First, they responded with labor. They consulted their playbook and tried everything they could think of. They tried to head the ship into the wind to keep from capsizing. When that proved unsuccessful, they just allowed the ship to be driven along. Eventually they threw all of their cargo overboard, hoping to lighten the ship. Apparently they didn’t care that when they made it to their destination their cargo would be gone. Finally, they jettisoned the tackling of the ship. This was the gear they used when sailing. It makes you wonder how they planned to get back after the storm died down. Could that stuff really be so heavy that it was dangerous to keep it on board?
Unfortunately, nothing was working. The storm was just too violent. They did everything they could do, but it was not enough. So, it was time for plan B.
They responded with despair (verse 20). They just gave up. They had done everything within their power, but the storm was unrelenting. They abandoned all hope.
This is both a dangerous and beneficial place to be. When you realize you are powerless, what do you do? You can just give up, as these folks did, or you can turn to someone who can help. Be warned, though, that this help might just come from an unlikely source.
For these folks, hope came from Paul, the prisoner.
Picture where we are right now. For two weeks the storm has been raging, panic has turned to despair, and the ship continues to rock.
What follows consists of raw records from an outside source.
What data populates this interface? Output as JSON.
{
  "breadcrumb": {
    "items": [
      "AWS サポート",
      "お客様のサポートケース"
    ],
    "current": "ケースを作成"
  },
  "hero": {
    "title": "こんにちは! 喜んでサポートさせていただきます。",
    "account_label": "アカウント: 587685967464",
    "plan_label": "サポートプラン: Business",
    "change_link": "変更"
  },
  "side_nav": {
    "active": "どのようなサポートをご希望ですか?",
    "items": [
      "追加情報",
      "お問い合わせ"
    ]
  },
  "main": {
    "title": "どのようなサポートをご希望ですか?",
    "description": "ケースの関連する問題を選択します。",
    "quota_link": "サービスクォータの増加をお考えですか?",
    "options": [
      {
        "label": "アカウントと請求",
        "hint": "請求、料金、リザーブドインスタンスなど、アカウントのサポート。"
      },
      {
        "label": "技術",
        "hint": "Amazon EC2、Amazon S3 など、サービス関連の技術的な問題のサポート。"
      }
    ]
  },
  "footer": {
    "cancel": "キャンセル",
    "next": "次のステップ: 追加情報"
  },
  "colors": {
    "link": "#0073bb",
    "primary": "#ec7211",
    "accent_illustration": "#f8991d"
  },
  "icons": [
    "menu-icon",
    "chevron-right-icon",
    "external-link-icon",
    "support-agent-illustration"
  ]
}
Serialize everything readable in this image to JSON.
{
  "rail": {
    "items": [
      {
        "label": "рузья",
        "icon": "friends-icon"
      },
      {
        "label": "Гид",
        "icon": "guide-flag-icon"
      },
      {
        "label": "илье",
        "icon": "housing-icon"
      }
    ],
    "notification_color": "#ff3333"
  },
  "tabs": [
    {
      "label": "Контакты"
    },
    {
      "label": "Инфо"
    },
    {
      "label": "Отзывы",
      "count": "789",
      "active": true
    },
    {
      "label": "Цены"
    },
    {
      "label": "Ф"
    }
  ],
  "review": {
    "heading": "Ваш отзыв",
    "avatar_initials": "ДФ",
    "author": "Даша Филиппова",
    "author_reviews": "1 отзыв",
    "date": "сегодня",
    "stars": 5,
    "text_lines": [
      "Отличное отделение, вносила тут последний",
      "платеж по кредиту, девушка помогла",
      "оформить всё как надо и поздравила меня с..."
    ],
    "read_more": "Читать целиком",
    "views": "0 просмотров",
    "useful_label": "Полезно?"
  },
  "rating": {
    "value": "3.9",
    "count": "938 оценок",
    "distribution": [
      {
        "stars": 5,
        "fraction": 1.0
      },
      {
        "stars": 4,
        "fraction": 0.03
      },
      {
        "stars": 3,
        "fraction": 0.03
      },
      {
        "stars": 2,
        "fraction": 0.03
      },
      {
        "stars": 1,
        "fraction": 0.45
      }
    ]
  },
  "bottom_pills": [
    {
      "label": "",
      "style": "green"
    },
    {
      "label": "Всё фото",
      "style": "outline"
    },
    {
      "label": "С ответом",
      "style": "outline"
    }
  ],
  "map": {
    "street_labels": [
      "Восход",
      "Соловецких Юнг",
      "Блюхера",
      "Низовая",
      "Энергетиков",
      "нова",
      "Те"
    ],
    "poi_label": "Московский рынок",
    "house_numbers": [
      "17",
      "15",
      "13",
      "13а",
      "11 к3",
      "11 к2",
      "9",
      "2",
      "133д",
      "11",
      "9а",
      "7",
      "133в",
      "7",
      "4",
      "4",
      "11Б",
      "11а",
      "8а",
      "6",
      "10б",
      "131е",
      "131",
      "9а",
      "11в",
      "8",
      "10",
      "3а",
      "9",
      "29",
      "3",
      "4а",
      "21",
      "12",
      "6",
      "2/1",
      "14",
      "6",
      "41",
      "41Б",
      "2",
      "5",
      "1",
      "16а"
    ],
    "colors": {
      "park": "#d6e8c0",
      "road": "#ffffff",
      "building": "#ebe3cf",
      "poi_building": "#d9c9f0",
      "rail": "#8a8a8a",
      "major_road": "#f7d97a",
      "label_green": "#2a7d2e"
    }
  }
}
Seasoned sailors have been throwing up over the side and everything is soaked, from the top of the mast to the bottom of the ship. As the vessel rocks in the waves, the crew gathers in the soggy hold to await death. All of a sudden Paul shows up, looking like he doesn’t have a care in the world.
While his calm attitude was surprising, his words were even more shocking. In spite of impending death, he told them to cheer up. Why?
Hope in the storm can be found
Paul had endured the same ordeal these others had. They had given up hope. How could he be so calm? What would cause him to react so differently than the others?
The answer is that he had a message from God. Although the ship would be lost, every person on board would live. God had promised him that not only would he make it to Rome to testify before Caesar, but he would be accompanied by everyone on the ship. This simple promise was enough for Paul.
Paul was able to have faith because he knew what God had said and he believed God.
Faith is the source of hope
While you may not have a promise that you will live another day or be healed from your disease, you do have the promise that God knows what is going on and cares about you. You know that it will be better one day. You know that God is in control and is taking care of you, even when the situation looks bleak.
Wherefore, if God so clothe the grass of the field, which to day is, and tomorrow is cast into the oven, shall he not much more clothe you, O ye of little faith? (Matthew 6:30)
Paul could be calm in the storm because he realized the incredible power of God that can do what we do not understand.
How would God save every person who was on the ship? Paul did not have an answer for that. But he didn’t need one. God said it, and that’s all that matters. That is faith.
Click here for the next section: The Battle for Your Faith: How to Develop Faith.
[i] I am indebted to Dr. Roger Lehman for sharing his general interpretation of this passage.